Drinking highly polished Junmai Daiginjos chilled and within a year from its release is the epitome of sake enjoyment – at least that’s what conventional wisdom tells us.
At the newly opened Table 33, the sake-focused bar extension of Ishinomaki Grill & Sake at Palais Renaissance, enjoying sake comes in myriad more forms. With more than 180 sake labels sourced across Japan’s 47 prefectures, there’s plenty to explore in terms of quantity alone.
Yet co-founder Janice Chi – a certified sake sommelier and sake scholar – believes that there’s more to sake than just variety and polishing ratios. At Table 33, she hopes to correct some of the misunderstandings people have about sakes and how they’re meant to be drunk.
“There is this misconception that hot sake is only for cheap sakes,” she states. “Enjoying sakes that are warmed up actually helps to enhance their umami notes and elevate the appreciation.”
Chi adds that the challenge comes from knowing what exact temperatures to serve each and every sake at, since no two sakes are the same. One expression might perform best at 40°C, while for another, a 50°C mark will be needed to better allow once dormant notes to surface.
With Table 33’s hot sake programme, trained sake sommeliers are on hand to not only warm sakes up to their ideal temperatures, but are able to explain to guests why they are doing so as well. This is especially important given how the aforementioned misconceptions are rife.
The unique offerings at Table 33 goes beyond temperatures. Impressively, Chi house-ages some of her sakes too. While it may often be the case where a brewer’s intention is for people to drink their sakes relatively fresh, flavours that develop over long periods of time in sakes may actually do them a lot of good.
Chi hand picks the sakes that undergo this process, according to her experience with how they might turn out. Not all are aged the same either. Some are aged in-bottle at room temperature, while others are given the cold treatment in the fridge.
Table 33 also takes pride in the exclusive bottles they carry. A couple of sakes are bought by the tank-load from the brewery, such as the snow-aged Ippongi Daiginjo from Fukui, ensuring only they carry that particular expression. Chi is also part of the Akita G Club, where members get exclusive access to certain brewery releases.
Guests can choose to enjoy the sakes in various volume formats too. Seasonal hot sakes range from S$28-60 for a 220ml serve, chilled 300ml carafes are between S$28 and S$70, while 720ml bottle prices start from S$85.
To complete the experience, Table 33 offers a Japanese bar snack menu to complement the sakes offered, as well as Japanese whiskies, champagnes, and wines just in case you’re in the mood for other tipples.

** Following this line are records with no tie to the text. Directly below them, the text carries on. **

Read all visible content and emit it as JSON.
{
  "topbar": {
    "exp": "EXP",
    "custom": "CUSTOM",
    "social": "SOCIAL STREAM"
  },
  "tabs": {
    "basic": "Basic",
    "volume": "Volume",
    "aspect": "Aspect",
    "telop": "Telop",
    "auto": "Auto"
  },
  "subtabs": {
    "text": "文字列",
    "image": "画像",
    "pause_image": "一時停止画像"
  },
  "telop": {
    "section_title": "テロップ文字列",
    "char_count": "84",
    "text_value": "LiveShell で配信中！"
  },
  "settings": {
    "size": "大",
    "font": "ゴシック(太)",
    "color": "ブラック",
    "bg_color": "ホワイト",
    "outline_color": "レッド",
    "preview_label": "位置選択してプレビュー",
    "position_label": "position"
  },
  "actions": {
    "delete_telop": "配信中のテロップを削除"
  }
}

But trust us: you’ll want to try as many of Chi’s house-aged sakes as you can, including those she picked for enjoying warm. Not only will it broaden your mindset about sake, you might just find yourself a favourite new expression.
Table 33 is located at #B1-11 Palais Renaissance, 390 Orchard Road, Singapore 238871.
About the Author
Dannon Har is the Managing Editor of Spill. Discovering his innate gift for drinking only at a ripe age, he spares no time trying to find more delicious drops to imbibe during his time on Earth. When he’s not minding every detail at Spill, he spends his time concocting luscious libations and sharing them with folks that visit his home bar.